[[ Records provided open ]]

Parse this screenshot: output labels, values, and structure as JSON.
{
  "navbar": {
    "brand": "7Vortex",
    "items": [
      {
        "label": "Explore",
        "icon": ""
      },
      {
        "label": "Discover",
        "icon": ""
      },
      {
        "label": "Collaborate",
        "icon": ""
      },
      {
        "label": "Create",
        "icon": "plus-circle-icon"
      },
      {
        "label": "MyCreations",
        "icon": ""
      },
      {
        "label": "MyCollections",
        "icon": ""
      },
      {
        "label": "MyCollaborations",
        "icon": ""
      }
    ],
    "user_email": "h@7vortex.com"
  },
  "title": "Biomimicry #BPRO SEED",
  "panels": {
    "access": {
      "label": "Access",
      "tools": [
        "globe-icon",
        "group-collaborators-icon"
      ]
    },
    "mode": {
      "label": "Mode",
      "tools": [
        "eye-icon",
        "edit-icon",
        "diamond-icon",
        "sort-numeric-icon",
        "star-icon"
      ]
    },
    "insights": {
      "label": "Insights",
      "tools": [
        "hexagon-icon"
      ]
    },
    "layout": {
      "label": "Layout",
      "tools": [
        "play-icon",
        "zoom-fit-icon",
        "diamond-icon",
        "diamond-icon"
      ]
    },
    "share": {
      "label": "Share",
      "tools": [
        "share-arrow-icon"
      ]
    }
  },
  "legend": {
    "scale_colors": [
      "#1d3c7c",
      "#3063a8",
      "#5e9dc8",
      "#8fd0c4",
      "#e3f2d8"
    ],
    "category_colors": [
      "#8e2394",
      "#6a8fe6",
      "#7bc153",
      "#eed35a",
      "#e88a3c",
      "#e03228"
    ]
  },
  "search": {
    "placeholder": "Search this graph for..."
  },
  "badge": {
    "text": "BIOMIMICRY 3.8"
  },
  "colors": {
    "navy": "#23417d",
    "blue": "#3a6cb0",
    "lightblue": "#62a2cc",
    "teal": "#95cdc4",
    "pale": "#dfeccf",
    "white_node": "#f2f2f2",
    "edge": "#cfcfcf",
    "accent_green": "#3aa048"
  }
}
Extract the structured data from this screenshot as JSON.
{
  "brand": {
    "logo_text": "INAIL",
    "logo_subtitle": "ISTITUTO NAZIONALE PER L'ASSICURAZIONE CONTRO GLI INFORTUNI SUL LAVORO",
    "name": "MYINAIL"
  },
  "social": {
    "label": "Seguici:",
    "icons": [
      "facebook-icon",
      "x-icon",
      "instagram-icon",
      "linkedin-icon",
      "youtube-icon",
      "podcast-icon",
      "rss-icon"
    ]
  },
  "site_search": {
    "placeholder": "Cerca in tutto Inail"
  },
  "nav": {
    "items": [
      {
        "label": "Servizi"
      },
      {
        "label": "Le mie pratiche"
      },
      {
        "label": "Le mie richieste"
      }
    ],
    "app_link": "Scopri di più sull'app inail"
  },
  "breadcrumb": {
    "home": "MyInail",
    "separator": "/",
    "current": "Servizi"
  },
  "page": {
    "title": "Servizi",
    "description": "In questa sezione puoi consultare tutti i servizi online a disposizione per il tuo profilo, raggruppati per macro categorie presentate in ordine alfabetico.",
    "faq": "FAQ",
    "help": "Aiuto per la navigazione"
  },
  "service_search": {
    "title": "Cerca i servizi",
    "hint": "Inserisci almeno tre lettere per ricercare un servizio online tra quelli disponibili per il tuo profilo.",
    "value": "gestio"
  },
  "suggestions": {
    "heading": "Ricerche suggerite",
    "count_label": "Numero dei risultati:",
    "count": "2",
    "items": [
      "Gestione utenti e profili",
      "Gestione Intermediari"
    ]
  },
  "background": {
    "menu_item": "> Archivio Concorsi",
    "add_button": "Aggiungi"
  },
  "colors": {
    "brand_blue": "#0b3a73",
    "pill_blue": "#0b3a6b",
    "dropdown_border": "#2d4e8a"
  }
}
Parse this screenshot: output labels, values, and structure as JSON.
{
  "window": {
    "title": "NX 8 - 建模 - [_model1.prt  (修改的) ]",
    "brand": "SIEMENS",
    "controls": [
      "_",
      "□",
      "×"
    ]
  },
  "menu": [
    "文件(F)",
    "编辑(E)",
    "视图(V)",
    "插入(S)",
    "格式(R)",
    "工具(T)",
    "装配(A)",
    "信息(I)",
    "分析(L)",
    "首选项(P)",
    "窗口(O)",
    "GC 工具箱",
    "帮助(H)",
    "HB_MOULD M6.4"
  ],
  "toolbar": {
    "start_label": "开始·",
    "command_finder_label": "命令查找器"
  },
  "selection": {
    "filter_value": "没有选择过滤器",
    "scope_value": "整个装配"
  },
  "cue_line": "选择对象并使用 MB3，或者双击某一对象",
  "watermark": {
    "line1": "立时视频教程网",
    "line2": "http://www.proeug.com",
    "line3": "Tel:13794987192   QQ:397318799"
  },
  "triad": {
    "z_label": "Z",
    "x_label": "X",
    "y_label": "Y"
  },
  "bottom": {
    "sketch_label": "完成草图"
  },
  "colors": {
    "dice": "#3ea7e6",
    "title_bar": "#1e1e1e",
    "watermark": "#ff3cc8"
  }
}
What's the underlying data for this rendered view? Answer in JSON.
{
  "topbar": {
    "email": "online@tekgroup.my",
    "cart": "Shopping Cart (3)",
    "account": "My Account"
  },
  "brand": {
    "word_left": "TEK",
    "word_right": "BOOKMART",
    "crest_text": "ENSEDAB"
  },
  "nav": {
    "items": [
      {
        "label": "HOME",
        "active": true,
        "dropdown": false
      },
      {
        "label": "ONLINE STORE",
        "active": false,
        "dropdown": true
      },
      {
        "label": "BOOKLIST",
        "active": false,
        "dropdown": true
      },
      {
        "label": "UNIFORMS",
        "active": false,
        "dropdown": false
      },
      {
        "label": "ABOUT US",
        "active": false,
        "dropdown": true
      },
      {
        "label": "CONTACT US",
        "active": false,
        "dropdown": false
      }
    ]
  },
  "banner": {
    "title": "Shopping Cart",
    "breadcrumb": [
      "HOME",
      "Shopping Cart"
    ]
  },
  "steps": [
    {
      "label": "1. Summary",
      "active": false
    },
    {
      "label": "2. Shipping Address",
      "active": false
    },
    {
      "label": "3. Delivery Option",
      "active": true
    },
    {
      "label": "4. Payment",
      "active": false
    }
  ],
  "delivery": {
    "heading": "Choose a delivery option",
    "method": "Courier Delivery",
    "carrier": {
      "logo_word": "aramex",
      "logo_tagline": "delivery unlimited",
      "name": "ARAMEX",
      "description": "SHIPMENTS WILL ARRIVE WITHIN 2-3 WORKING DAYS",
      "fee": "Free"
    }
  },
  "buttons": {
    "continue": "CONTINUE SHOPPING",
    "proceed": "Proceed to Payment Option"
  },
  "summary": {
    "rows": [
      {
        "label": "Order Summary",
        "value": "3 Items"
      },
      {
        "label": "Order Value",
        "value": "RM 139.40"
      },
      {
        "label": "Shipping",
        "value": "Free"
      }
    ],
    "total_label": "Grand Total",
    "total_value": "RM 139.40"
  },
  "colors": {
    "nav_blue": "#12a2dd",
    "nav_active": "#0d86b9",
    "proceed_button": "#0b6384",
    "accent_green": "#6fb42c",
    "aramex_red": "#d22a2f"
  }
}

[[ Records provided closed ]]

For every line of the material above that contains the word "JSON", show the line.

Completed exercise ▸
Parse this screenshot: output labels, values, and structure as JSON.
Extract the structured data from this screenshot as JSON.
Parse this screenshot: output labels, values, and structure as JSON.
What's the underlying data for this rendered view? Answer in JSON.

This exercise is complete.